Rothschild Barry's John Coffey, who joined Justice John Paul Stevens' law firm in 1965, shares what it was like to watch Justice Stevens practice law, mentor younger lawyers and land a malfunctioning plane.
Although an appeal to the New Jersey Supreme Court is pending, if the New Jersey Appellate Division's recent decision in Gourmet Dining v. Union Township stands, it may prove to be a watershed moment for property tax jurisprudence in the state by broadening the definition of "public purpose" to potentially include private, for-profit use of property, says Carl Rizzo of Cole Schotz.
While there is discussion in some quarters about new regulations on commercial legal finance, the hands-off approach taken by the majority of courts and legislatures is an implicit recognition that it is already sufficiently regulated, says Danielle Cutrona of Burford Capital.
A recent Iowa Supreme Court ruling concerning a local airport commission's authority to condemn a structure declared safe by the Federal Aviation Administration presents many of the same preemption questions that will play out in opioid litigation, says Richard Dean of Tucker Ellis.

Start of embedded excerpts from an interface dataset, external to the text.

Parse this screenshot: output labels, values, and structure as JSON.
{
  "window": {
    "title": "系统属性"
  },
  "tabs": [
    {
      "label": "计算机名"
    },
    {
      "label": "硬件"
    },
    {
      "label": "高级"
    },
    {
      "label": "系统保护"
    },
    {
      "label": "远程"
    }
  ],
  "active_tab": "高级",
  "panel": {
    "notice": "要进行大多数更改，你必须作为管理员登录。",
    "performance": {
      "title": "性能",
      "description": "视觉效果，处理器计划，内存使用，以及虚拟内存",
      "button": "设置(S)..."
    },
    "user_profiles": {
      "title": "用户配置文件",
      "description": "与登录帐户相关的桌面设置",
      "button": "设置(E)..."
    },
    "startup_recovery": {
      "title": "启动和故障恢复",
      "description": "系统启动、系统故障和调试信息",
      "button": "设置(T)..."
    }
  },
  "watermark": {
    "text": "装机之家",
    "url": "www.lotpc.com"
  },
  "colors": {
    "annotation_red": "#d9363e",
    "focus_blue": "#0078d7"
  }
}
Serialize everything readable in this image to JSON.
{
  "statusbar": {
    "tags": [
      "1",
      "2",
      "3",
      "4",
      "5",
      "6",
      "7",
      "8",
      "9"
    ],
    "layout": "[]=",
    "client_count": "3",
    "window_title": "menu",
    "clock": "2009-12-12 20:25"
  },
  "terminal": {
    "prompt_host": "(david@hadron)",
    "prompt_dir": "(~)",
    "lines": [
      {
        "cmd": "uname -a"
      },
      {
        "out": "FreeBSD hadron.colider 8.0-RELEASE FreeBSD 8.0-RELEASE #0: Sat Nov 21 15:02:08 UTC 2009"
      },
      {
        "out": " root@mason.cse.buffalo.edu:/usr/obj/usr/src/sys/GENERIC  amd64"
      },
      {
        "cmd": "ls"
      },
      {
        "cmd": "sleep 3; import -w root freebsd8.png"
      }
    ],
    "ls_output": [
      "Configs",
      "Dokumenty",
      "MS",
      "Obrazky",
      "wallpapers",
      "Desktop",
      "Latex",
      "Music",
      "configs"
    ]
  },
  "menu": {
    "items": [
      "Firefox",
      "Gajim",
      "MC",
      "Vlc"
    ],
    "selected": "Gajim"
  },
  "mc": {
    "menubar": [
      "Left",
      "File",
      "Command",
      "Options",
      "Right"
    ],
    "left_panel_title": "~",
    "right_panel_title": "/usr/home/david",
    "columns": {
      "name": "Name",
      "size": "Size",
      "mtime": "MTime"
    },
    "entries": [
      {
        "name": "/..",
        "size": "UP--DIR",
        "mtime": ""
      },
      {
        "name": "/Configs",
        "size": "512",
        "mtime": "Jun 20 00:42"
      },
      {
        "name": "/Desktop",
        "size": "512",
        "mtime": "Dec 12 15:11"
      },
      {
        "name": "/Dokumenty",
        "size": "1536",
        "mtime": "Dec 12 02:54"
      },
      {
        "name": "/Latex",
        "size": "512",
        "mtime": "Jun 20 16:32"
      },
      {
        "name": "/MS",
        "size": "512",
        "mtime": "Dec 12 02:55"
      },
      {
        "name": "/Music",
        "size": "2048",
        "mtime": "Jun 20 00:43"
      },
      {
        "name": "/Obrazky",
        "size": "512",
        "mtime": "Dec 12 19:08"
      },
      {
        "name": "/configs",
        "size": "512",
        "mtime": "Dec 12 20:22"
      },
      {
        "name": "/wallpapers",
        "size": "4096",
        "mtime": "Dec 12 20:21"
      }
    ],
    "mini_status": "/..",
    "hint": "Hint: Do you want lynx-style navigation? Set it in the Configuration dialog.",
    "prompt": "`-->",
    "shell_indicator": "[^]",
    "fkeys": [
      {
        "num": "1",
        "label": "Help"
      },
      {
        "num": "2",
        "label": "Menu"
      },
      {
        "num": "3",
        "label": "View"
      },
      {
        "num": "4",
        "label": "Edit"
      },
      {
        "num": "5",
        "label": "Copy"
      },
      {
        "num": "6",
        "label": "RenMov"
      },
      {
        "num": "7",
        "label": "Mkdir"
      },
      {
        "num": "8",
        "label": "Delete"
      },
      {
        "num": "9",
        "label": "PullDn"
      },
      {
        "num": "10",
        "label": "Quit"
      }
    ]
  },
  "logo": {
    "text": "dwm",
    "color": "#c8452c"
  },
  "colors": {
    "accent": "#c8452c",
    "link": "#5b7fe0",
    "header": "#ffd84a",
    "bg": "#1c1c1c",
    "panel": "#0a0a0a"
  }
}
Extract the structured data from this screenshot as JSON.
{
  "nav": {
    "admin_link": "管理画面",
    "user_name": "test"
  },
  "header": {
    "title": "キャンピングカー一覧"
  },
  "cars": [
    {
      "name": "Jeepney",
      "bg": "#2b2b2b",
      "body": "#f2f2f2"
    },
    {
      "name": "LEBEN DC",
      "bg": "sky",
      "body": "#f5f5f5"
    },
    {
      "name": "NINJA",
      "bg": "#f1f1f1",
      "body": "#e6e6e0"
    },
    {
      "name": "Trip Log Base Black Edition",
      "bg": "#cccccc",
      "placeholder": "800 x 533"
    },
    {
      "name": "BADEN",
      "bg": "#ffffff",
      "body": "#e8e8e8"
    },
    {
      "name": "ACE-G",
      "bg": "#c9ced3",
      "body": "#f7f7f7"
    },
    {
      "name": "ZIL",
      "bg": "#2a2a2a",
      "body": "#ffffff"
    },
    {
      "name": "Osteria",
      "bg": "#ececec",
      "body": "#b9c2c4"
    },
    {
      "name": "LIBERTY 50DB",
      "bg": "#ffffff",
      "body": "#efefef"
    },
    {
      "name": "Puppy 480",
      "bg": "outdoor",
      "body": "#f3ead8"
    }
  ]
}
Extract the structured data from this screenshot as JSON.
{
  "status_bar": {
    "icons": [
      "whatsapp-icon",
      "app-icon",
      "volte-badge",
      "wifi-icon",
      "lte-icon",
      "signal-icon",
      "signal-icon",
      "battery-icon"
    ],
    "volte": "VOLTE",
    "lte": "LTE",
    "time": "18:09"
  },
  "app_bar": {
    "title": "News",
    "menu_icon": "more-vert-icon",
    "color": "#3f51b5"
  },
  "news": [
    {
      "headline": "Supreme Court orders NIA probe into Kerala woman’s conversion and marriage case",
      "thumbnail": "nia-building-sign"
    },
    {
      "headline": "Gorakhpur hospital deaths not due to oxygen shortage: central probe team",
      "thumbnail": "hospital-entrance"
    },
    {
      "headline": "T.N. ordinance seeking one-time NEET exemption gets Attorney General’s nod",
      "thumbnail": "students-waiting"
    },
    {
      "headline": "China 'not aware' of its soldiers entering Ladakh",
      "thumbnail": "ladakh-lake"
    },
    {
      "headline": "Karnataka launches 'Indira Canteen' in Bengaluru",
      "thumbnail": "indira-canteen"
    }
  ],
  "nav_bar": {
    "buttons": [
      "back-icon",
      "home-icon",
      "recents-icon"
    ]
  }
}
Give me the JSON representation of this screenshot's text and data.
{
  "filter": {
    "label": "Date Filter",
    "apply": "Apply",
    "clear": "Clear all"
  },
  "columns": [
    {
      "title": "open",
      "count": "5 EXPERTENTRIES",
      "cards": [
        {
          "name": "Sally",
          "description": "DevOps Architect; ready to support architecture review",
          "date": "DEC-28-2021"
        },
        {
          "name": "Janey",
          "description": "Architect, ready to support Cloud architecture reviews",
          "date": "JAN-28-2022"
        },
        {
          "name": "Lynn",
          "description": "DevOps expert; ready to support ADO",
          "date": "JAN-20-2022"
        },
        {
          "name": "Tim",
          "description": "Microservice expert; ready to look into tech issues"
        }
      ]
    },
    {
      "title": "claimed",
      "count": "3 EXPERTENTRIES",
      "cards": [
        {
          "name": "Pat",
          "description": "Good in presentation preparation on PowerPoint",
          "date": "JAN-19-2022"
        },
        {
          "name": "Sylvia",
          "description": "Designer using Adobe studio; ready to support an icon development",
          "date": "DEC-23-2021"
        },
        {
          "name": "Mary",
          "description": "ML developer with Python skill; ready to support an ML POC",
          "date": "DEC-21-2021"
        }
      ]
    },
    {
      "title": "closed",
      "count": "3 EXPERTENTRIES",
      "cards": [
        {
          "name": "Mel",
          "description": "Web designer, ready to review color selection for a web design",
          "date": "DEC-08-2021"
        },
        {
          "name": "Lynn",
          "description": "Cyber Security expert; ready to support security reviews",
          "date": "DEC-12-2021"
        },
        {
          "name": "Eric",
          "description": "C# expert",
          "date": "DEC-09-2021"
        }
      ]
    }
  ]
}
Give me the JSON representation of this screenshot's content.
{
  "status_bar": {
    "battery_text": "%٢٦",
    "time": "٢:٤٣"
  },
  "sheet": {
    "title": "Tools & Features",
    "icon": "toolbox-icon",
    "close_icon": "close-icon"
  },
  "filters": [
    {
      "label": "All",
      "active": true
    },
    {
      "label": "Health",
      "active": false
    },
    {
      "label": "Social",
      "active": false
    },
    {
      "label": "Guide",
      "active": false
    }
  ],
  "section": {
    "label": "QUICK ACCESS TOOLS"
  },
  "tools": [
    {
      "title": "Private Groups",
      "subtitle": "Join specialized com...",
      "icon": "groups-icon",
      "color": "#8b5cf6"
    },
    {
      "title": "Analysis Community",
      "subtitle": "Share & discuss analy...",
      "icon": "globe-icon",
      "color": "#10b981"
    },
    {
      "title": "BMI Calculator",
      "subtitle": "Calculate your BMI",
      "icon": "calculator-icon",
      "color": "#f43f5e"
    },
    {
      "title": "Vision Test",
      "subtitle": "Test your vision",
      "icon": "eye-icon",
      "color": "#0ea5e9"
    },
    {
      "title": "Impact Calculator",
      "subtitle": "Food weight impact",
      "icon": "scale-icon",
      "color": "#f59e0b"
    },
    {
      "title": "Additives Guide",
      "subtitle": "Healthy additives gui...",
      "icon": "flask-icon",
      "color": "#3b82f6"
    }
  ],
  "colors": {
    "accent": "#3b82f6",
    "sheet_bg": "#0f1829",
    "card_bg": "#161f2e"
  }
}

Last week’s district court decision in Luce v. U.S. interprets a stricter standard of causation for False Claims Act cases and, significantly, makes a helpful contribution to a dearth of case law interpreting the Financial Institutions Reform, Recovery and Enforcement Act’s penalty provisions, says Derek Adams of Feldesman Tucker.
The administrative record is very important to federal agency litigation — as showcased in last month's U.S. Supreme Court decision concerning the addition of a citizenship question to the 2020 census — yet there is no set of consistent principles to guide agencies in compiling these official records, say attorneys at WilmerHale.
Since 32 of the 67 decisions issued by the U.S. Supreme Court during its October term cite dictionaries, it’s worth reviewing the opinions to learn which dictionaries the justices consulted and how they used them, say Bruce Wessel and Brian Weissenberg of Irell & Manella.
Once the litigation floodgates open for property damage lawsuits against greenhouse gas polluters, a second wave of subrogation claims brought by first-party property insurers is likely to follow, say José Umbert and Jason Reeves of Zelle.
Although the rate of employment for law school graduates — which had been falling steadily — saw a small increase over the last year, other factors, such as fewer graduates overall and potential future job growth stagnation, temper the good news for those pursuing law degrees, say Tiffane Cochran and Tyler Grimm of AccessLex Institute.
Leveraging the collective strengths of a diverse workforce is not only the right thing to do, it’s a strategic imperative for any successful firm or business, says Louise Pentland, executive vice president and chief business affairs and legal officer of PayPal.
Science is at the foundation of mass tort lawsuits involving drugs or medical devices. Critical to a virtual law team in these cases, the "science and expert team" does more than get into the weeds of scientific issues and retain experts, say attorneys at FaegreBD, Peabody & Arnold and Shook Hardy.
Though one might assume New York's overhauled housing regulatory scheme protects only residential tenants, the law will also significantly delay landlords' attempts to obtain possession and payment from their commercial tenants, says Howard Kingsley of Rosenberg & Estis.
When a lawyer complains about some workflow inefficiency they are having, the knee-jerk reaction of many firms is to look for a technology-based workaround. This overlooks the importance of human psychology and behavior, which may be the root of the problem, says Ryan Steadman of Zero.
Libin Zhang of Fried Frank discusses key issues that have confronted some practitioners as they advise third-generation opportunity funds to invest in operating businesses.